Here the job is to retype the data word for word while leaving the pictures aside.

═════ The input ═════

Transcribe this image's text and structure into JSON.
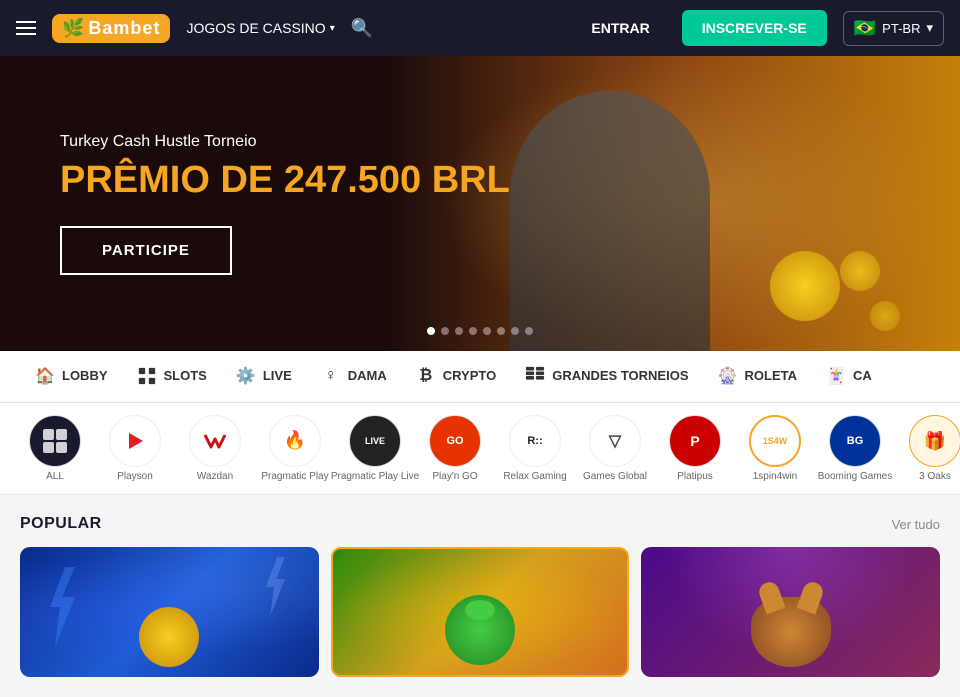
{
  "header": {
    "logo_text": "Bambet",
    "logo_leaf": "🌿",
    "nav_games": "JOGOS DE CASSINO",
    "btn_login": "ENTRAR",
    "btn_register": "INSCREVER-SE",
    "lang": "PT-BR",
    "flag": "🇧🇷"
  },
  "banner": {
    "subtitle": "Turkey Cash Hustle Torneio",
    "title_prefix": "PRÊMIO DE ",
    "title_highlight": "247.500 BRL",
    "cta": "PARTICIPE",
    "dots": [
      true,
      false,
      false,
      false,
      false,
      false,
      false,
      false
    ]
  },
  "categories": [
    {
      "id": "lobby",
      "label": "LOBBY",
      "icon": "🏠"
    },
    {
      "id": "slots",
      "label": "SLOTS",
      "icon": "🎰"
    },
    {
      "id": "live",
      "label": "LIVE",
      "icon": "⚙️"
    },
    {
      "id": "dama",
      "label": "DAMA",
      "icon": "♀"
    },
    {
      "id": "crypto",
      "label": "CRYPTO",
      "icon": "₿"
    },
    {
      "id": "grandes-torneios",
      "label": "GRANDES TORNEIOS",
      "icon": "🎮"
    },
    {
      "id": "roleta",
      "label": "ROLETA",
      "icon": "🎡"
    },
    {
      "id": "ca",
      "label": "CA",
      "icon": "🃏"
    }
  ],
  "providers": [
    {
      "id": "all",
      "name": "ALL",
      "type": "all"
    },
    {
      "id": "playson",
      "name": "Playson",
      "color": "#e31e1e",
      "text": "▶"
    },
    {
      "id": "wazdan",
      "name": "Wazdan",
      "color": "#cc1111",
      "text": "W"
    },
    {
      "id": "pragmatic-play",
      "name": "Pragmatic Play",
      "color": "#f5a623",
      "text": "🔥"
    },
    {
      "id": "pragmatic-play-live",
      "name": "Pragmatic Play Live",
      "color": "#333",
      "text": "LIVE"
    },
    {
      "id": "playn-go",
      "name": "Play'n GO",
      "color": "#e63300",
      "text": "GO"
    },
    {
      "id": "relax-gaming",
      "name": "Relax Gaming",
      "color": "#222",
      "text": "R::"
    },
    {
      "id": "games-global",
      "name": "Games Global",
      "color": "#444",
      "text": "▽"
    },
    {
      "id": "platipus",
      "name": "Platipus",
      "color": "#cc0000",
      "text": "P"
    },
    {
      "id": "1spin4win",
      "name": "1spin4win",
      "color": "#f5a623",
      "text": "1S"
    },
    {
      "id": "booming-games",
      "name": "Booming Games",
      "color": "#003399",
      "text": "BG"
    },
    {
      "id": "3oaks",
      "name": "3 Oaks",
      "color": "#f5a623",
      "text": "🎁"
    }
  ],
  "popular": {
    "title": "POPULAR",
    "see_all": "Ver tudo",
    "games": [
      {
        "id": "game-1",
        "bg": "lightning"
      },
      {
        "id": "game-2",
        "bg": "frog"
      },
      {
        "id": "game-3",
        "bg": "buffalo"
      }
    ]
  }
}
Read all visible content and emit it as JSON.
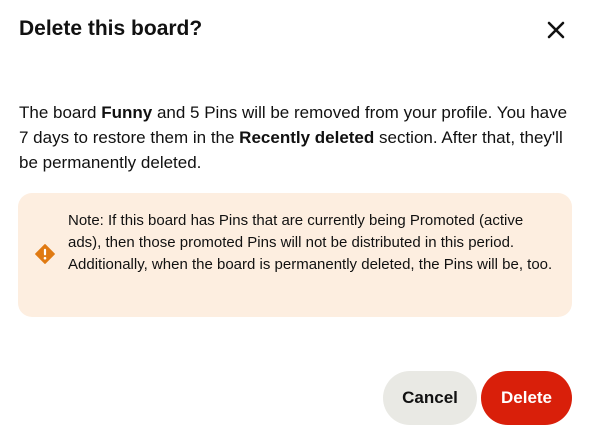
{
  "dialog": {
    "title": "Delete this board?",
    "close_icon": "close-icon",
    "message": {
      "part1": "The board ",
      "board_name": "Funny",
      "part2": " and 5 Pins will be removed from your profile. You have 7 days to restore them in the ",
      "section_name": "Recently deleted",
      "part3": " section. After that, they'll be permanently deleted."
    },
    "note": {
      "icon": "warning-icon",
      "text": "Note: If this board has Pins that are currently being Promoted (active ads), then those promoted Pins will not be distributed in this period. Additionally, when the board is permanently deleted, the Pins will be, too."
    },
    "buttons": {
      "cancel_label": "Cancel",
      "delete_label": "Delete"
    }
  },
  "colors": {
    "delete_button": "#d91f0a",
    "cancel_button": "#e9e9e4",
    "note_background": "#fdeee0",
    "warning_icon": "#e07a12"
  }
}
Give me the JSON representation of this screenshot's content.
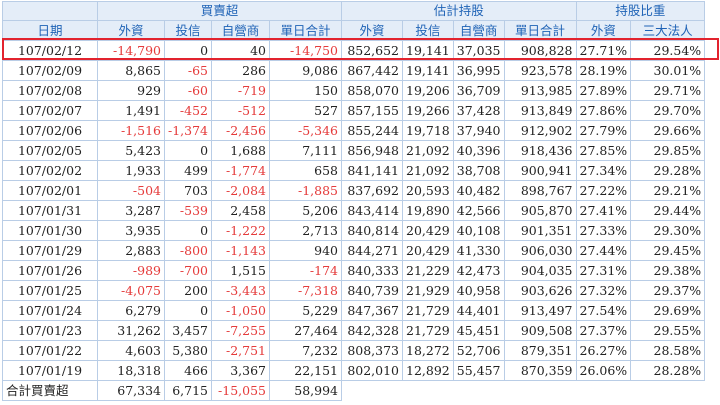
{
  "groups": [
    "買賣超",
    "估計持股",
    "持股比重"
  ],
  "columns": [
    "日期",
    "外資",
    "投信",
    "自營商",
    "單日合計",
    "外資",
    "投信",
    "自營商",
    "單日合計",
    "外資",
    "三大法人"
  ],
  "highlight_color": "#e2232e",
  "negative_color": "#e53b3b",
  "header_text_color": "#1f63b6",
  "rows": [
    [
      "107/02/12",
      "-14,790",
      "0",
      "40",
      "-14,750",
      "852,652",
      "19,141",
      "37,035",
      "908,828",
      "27.71%",
      "29.54%"
    ],
    [
      "107/02/09",
      "8,865",
      "-65",
      "286",
      "9,086",
      "867,442",
      "19,141",
      "36,995",
      "923,578",
      "28.19%",
      "30.01%"
    ],
    [
      "107/02/08",
      "929",
      "-60",
      "-719",
      "150",
      "858,070",
      "19,206",
      "36,709",
      "913,985",
      "27.89%",
      "29.71%"
    ],
    [
      "107/02/07",
      "1,491",
      "-452",
      "-512",
      "527",
      "857,155",
      "19,266",
      "37,428",
      "913,849",
      "27.86%",
      "29.70%"
    ],
    [
      "107/02/06",
      "-1,516",
      "-1,374",
      "-2,456",
      "-5,346",
      "855,244",
      "19,718",
      "37,940",
      "912,902",
      "27.79%",
      "29.66%"
    ],
    [
      "107/02/05",
      "5,423",
      "0",
      "1,688",
      "7,111",
      "856,948",
      "21,092",
      "40,396",
      "918,436",
      "27.85%",
      "29.85%"
    ],
    [
      "107/02/02",
      "1,933",
      "499",
      "-1,774",
      "658",
      "841,141",
      "21,092",
      "38,708",
      "900,941",
      "27.34%",
      "29.28%"
    ],
    [
      "107/02/01",
      "-504",
      "703",
      "-2,084",
      "-1,885",
      "837,692",
      "20,593",
      "40,482",
      "898,767",
      "27.22%",
      "29.21%"
    ],
    [
      "107/01/31",
      "3,287",
      "-539",
      "2,458",
      "5,206",
      "843,414",
      "19,890",
      "42,566",
      "905,870",
      "27.41%",
      "29.44%"
    ],
    [
      "107/01/30",
      "3,935",
      "0",
      "-1,222",
      "2,713",
      "840,814",
      "20,429",
      "40,108",
      "901,351",
      "27.33%",
      "29.30%"
    ],
    [
      "107/01/29",
      "2,883",
      "-800",
      "-1,143",
      "940",
      "844,271",
      "20,429",
      "41,330",
      "906,030",
      "27.44%",
      "29.45%"
    ],
    [
      "107/01/26",
      "-989",
      "-700",
      "1,515",
      "-174",
      "840,333",
      "21,229",
      "42,473",
      "904,035",
      "27.31%",
      "29.38%"
    ],
    [
      "107/01/25",
      "-4,075",
      "200",
      "-3,443",
      "-7,318",
      "840,739",
      "21,929",
      "40,958",
      "903,626",
      "27.32%",
      "29.37%"
    ],
    [
      "107/01/24",
      "6,279",
      "0",
      "-1,050",
      "5,229",
      "847,367",
      "21,729",
      "44,401",
      "913,497",
      "27.54%",
      "29.69%"
    ],
    [
      "107/01/23",
      "31,262",
      "3,457",
      "-7,255",
      "27,464",
      "842,328",
      "21,729",
      "45,451",
      "909,508",
      "27.37%",
      "29.55%"
    ],
    [
      "107/01/22",
      "4,603",
      "5,380",
      "-2,751",
      "7,232",
      "808,373",
      "18,272",
      "52,706",
      "879,351",
      "26.27%",
      "28.58%"
    ],
    [
      "107/01/19",
      "18,318",
      "466",
      "3,367",
      "22,151",
      "802,010",
      "12,892",
      "55,457",
      "870,359",
      "26.06%",
      "28.28%"
    ]
  ],
  "footer": {
    "label": "合計買賣超",
    "values": [
      "67,334",
      "6,715",
      "-15,055",
      "58,994"
    ]
  }
}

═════

### Task answer
Transcribe this image's text and structure into JSON.
{
  "header": {
    "logo_text": "Bambet",
    "logo_leaf": "🌿",
    "nav_games": "JOGOS DE CASSINO",
    "btn_login": "ENTRAR",
    "btn_register": "INSCREVER-SE",
    "lang": "PT-BR",
    "flag": "🇧🇷"
  },
  "banner": {
    "subtitle": "Turkey Cash Hustle Torneio",
    "title_prefix": "PRÊMIO DE ",
    "title_highlight": "247.500 BRL",
    "cta": "PARTICIPE",
    "dots": [
      true,
      false,
      false,
      false,
      false,
      false,
      false,
      false
    ]
  },
  "categories": [
    {
      "id": "lobby",
      "label": "LOBBY",
      "icon": "🏠"
    },
    {
      "id": "slots",
      "label": "SLOTS",
      "icon": "🎰"
    },
    {
      "id": "live",
      "label": "LIVE",
      "icon": "⚙️"
    },
    {
      "id": "dama",
      "label": "DAMA",
      "icon": "♀"
    },
    {
      "id": "crypto",
      "label": "CRYPTO",
      "icon": "₿"
    },
    {
      "id": "grandes-torneios",
      "label": "GRANDES TORNEIOS",
      "icon": "🎮"
    },
    {
      "id": "roleta",
      "label": "ROLETA",
      "icon": "🎡"
    },
    {
      "id": "ca",
      "label": "CA",
      "icon": "🃏"
    }
  ],
  "providers": [
    {
      "id": "all",
      "name": "ALL",
      "type": "all"
    },
    {
      "id": "playson",
      "name": "Playson",
      "color": "#e31e1e",
      "text": "▶"
    },
    {
      "id": "wazdan",
      "name": "Wazdan",
      "color": "#cc1111",
      "text": "W"
    },
    {
      "id": "pragmatic-play",
      "name": "Pragmatic Play",
      "color": "#f5a623",
      "text": "🔥"
    },
    {
      "id": "pragmatic-play-live",
      "name": "Pragmatic Play Live",
      "color": "#333",
      "text": "LIVE"
    },
    {
      "id": "playn-go",
      "name": "Play'n GO",
      "color": "#e63300",
      "text": "GO"
    },
    {
      "id": "relax-gaming",
      "name": "Relax Gaming",
      "color": "#222",
      "text": "R::"
    },
    {
      "id": "games-global",
      "name": "Games Global",
      "color": "#444",
      "text": "▽"
    },
    {
      "id": "platipus",
      "name": "Platipus",
      "color": "#cc0000",
      "text": "P"
    },
    {
      "id": "1spin4win",
      "name": "1spin4win",
      "color": "#f5a623",
      "text": "1S"
    },
    {
      "id": "booming-games",
      "name": "Booming Games",
      "color": "#003399",
      "text": "BG"
    },
    {
      "id": "3oaks",
      "name": "3 Oaks",
      "color": "#f5a623",
      "text": "🎁"
    }
  ],
  "popular": {
    "title": "POPULAR",
    "see_all": "Ver tudo",
    "games": [
      {
        "id": "game-1",
        "bg": "lightning"
      },
      {
        "id": "game-2",
        "bg": "frog"
      },
      {
        "id": "game-3",
        "bg": "buffalo"
      }
    ]
  }
}
Read all visible content and emit it as JSON.
{
  "dialog": {
    "title": "Delete this board?",
    "close_icon": "close-icon",
    "message": {
      "part1": "The board ",
      "board_name": "Funny",
      "part2": " and 5 Pins will be removed from your profile. You have 7 days to restore them in the ",
      "section_name": "Recently deleted",
      "part3": " section. After that, they'll be permanently deleted."
    },
    "note": {
      "icon": "warning-icon",
      "text": "Note: If this board has Pins that are currently being Promoted (active ads), then those promoted Pins will not be distributed in this period. Additionally, when the board is permanently deleted, the Pins will be, too."
    },
    "buttons": {
      "cancel_label": "Cancel",
      "delete_label": "Delete"
    }
  },
  "colors": {
    "delete_button": "#d91f0a",
    "cancel_button": "#e9e9e4",
    "note_background": "#fdeee0",
    "warning_icon": "#e07a12"
  }
}
Give me the JSON representation of this screenshot's content.
{
  "groups": [
    "買賣超",
    "估計持股",
    "持股比重"
  ],
  "columns": [
    "日期",
    "外資",
    "投信",
    "自營商",
    "單日合計",
    "外資",
    "投信",
    "自營商",
    "單日合計",
    "外資",
    "三大法人"
  ],
  "highlight_color": "#e2232e",
  "negative_color": "#e53b3b",
  "header_text_color": "#1f63b6",
  "rows": [
    [
      "107/02/12",
      "-14,790",
      "0",
      "40",
      "-14,750",
      "852,652",
      "19,141",
      "37,035",
      "908,828",
      "27.71%",
      "29.54%"
    ],
    [
      "107/02/09",
      "8,865",
      "-65",
      "286",
      "9,086",
      "867,442",
      "19,141",
      "36,995",
      "923,578",
      "28.19%",
      "30.01%"
    ],
    [
      "107/02/08",
      "929",
      "-60",
      "-719",
      "150",
      "858,070",
      "19,206",
      "36,709",
      "913,985",
      "27.89%",
      "29.71%"
    ],
    [
      "107/02/07",
      "1,491",
      "-452",
      "-512",
      "527",
      "857,155",
      "19,266",
      "37,428",
      "913,849",
      "27.86%",
      "29.70%"
    ],
    [
      "107/02/06",
      "-1,516",
      "-1,374",
      "-2,456",
      "-5,346",
      "855,244",
      "19,718",
      "37,940",
      "912,902",
      "27.79%",
      "29.66%"
    ],
    [
      "107/02/05",
      "5,423",
      "0",
      "1,688",
      "7,111",
      "856,948",
      "21,092",
      "40,396",
      "918,436",
      "27.85%",
      "29.85%"
    ],
    [
      "107/02/02",
      "1,933",
      "499",
      "-1,774",
      "658",
      "841,141",
      "21,092",
      "38,708",
      "900,941",
      "27.34%",
      "29.28%"
    ],
    [
      "107/02/01",
      "-504",
      "703",
      "-2,084",
      "-1,885",
      "837,692",
      "20,593",
      "40,482",
      "898,767",
      "27.22%",
      "29.21%"
    ],
    [
      "107/01/31",
      "3,287",
      "-539",
      "2,458",
      "5,206",
      "843,414",
      "19,890",
      "42,566",
      "905,870",
      "27.41%",
      "29.44%"
    ],
    [
      "107/01/30",
      "3,935",
      "0",
      "-1,222",
      "2,713",
      "840,814",
      "20,429",
      "40,108",
      "901,351",
      "27.33%",
      "29.30%"
    ],
    [
      "107/01/29",
      "2,883",
      "-800",
      "-1,143",
      "940",
      "844,271",
      "20,429",
      "41,330",
      "906,030",
      "27.44%",
      "29.45%"
    ],
    [
      "107/01/26",
      "-989",
      "-700",
      "1,515",
      "-174",
      "840,333",
      "21,229",
      "42,473",
      "904,035",
      "27.31%",
      "29.38%"
    ],
    [
      "107/01/25",
      "-4,075",
      "200",
      "-3,443",
      "-7,318",
      "840,739",
      "21,929",
      "40,958",
      "903,626",
      "27.32%",
      "29.37%"
    ],
    [
      "107/01/24",
      "6,279",
      "0",
      "-1,050",
      "5,229",
      "847,367",
      "21,729",
      "44,401",
      "913,497",
      "27.54%",
      "29.69%"
    ],
    [
      "107/01/23",
      "31,262",
      "3,457",
      "-7,255",
      "27,464",
      "842,328",
      "21,729",
      "45,451",
      "909,508",
      "27.37%",
      "29.55%"
    ],
    [
      "107/01/22",
      "4,603",
      "5,380",
      "-2,751",
      "7,232",
      "808,373",
      "18,272",
      "52,706",
      "879,351",
      "26.27%",
      "28.58%"
    ],
    [
      "107/01/19",
      "18,318",
      "466",
      "3,367",
      "22,151",
      "802,010",
      "12,892",
      "55,457",
      "870,359",
      "26.06%",
      "28.28%"
    ]
  ],
  "footer": {
    "label": "合計買賣超",
    "values": [
      "67,334",
      "6,715",
      "-15,055",
      "58,994"
    ]
  }
}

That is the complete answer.